Draw with a digital pen allows for early detection of Alzheimer’s or Parkinson
One of the great forgotten in today’s technological world, and will not be because he has not tried, is the digital pen. I do not mean to pointers to facilitate data entry or management with touch screens (they were very helpful with weathered old type) but the model that allows for instant scanning of all that we wrote with him.
Scientists at the Computer Science and Artificial Intelligence Laboratory (CSAIL) at MIT has found him a useful and promising feature to help with early detection of diseases such as Parkinson’s or Alzheimer’s. The test currently practiced in front of the doctor and it has to take notes, may happen in the future that allow tasks to be diagnosed at any time through a digital pen and the appropriate software.
An early and efficient detection
The evidence presented by scientists at MIT project managers have used the so-called Clock Drawing Test (CDT). Currently, doctors primarily responsible analyzed the outcome of the drawing in which the patient must draw a clock with an accurate time. The combination of software and hardware offering from CSAIL improvement processes taking into account all the stroke, since it begins to draw to the end, allowing accurate analysis of any element or detail.
The pen is used Anoto Live, able to record the position of the tip up to 80 times per second, so the software created collects and analyzes a wealth of information that is impossible to achieve for humans.

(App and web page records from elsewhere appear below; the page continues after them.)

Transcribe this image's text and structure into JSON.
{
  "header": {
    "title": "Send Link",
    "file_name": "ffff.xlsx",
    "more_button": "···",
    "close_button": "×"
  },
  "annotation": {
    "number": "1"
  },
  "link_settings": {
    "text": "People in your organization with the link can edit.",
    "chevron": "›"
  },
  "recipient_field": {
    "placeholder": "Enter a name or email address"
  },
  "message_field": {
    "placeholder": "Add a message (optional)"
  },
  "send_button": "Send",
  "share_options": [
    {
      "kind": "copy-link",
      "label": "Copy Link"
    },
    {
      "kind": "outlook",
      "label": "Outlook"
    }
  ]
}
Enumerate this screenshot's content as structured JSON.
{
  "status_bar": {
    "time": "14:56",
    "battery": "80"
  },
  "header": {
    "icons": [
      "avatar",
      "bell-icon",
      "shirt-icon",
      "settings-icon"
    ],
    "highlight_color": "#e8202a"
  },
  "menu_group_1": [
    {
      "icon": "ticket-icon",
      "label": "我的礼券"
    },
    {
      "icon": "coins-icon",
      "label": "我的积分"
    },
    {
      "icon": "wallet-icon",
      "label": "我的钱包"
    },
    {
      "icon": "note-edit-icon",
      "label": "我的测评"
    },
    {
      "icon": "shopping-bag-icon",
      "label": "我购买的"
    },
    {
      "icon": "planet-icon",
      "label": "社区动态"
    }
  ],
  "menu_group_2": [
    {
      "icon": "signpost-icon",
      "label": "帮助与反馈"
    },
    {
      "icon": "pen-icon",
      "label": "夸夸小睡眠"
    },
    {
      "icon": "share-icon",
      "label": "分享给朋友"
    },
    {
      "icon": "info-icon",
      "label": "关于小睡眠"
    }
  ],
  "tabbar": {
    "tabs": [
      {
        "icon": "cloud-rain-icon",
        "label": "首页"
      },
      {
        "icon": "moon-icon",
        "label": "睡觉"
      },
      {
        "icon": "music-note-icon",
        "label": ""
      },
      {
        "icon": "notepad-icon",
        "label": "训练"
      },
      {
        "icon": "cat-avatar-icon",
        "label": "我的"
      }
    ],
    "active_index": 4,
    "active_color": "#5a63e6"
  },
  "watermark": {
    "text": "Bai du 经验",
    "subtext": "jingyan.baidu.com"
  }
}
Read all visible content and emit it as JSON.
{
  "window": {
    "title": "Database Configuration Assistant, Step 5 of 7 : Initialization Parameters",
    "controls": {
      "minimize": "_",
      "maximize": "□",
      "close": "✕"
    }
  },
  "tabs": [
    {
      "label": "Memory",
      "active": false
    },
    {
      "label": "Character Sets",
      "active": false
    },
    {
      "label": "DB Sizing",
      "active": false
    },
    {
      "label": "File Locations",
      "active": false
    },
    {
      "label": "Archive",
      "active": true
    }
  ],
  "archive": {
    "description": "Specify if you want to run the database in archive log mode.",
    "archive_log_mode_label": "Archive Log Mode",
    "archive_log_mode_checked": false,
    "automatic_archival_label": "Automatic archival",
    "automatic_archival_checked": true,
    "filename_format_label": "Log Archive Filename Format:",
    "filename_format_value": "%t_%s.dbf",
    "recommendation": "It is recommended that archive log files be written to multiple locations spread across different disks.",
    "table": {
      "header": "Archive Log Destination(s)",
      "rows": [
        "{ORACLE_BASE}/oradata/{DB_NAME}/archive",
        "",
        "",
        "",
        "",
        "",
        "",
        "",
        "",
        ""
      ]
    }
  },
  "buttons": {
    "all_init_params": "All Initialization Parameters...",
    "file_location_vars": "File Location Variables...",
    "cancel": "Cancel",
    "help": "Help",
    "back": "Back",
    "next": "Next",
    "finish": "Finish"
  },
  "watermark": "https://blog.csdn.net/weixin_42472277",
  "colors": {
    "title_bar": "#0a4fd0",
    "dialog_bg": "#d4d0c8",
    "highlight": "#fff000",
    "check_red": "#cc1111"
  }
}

It does so because throughout the process and doubts presented when making the stroke, one of the parameters taken into account for the detection of various diseases.
Furthermore, there is part of the key that this method can be used to move to earlier detection of diseases, the test is not so dependent subjectivity doctor or availability or capacity to review test scores so soon.
The results so far show a success and higher capacity than those used with traditional detection methods. As has one of the responsible for the work, Cynthia Rudin, training was conducted for algorithms using more than 2,500 tests performed and documented during nine years.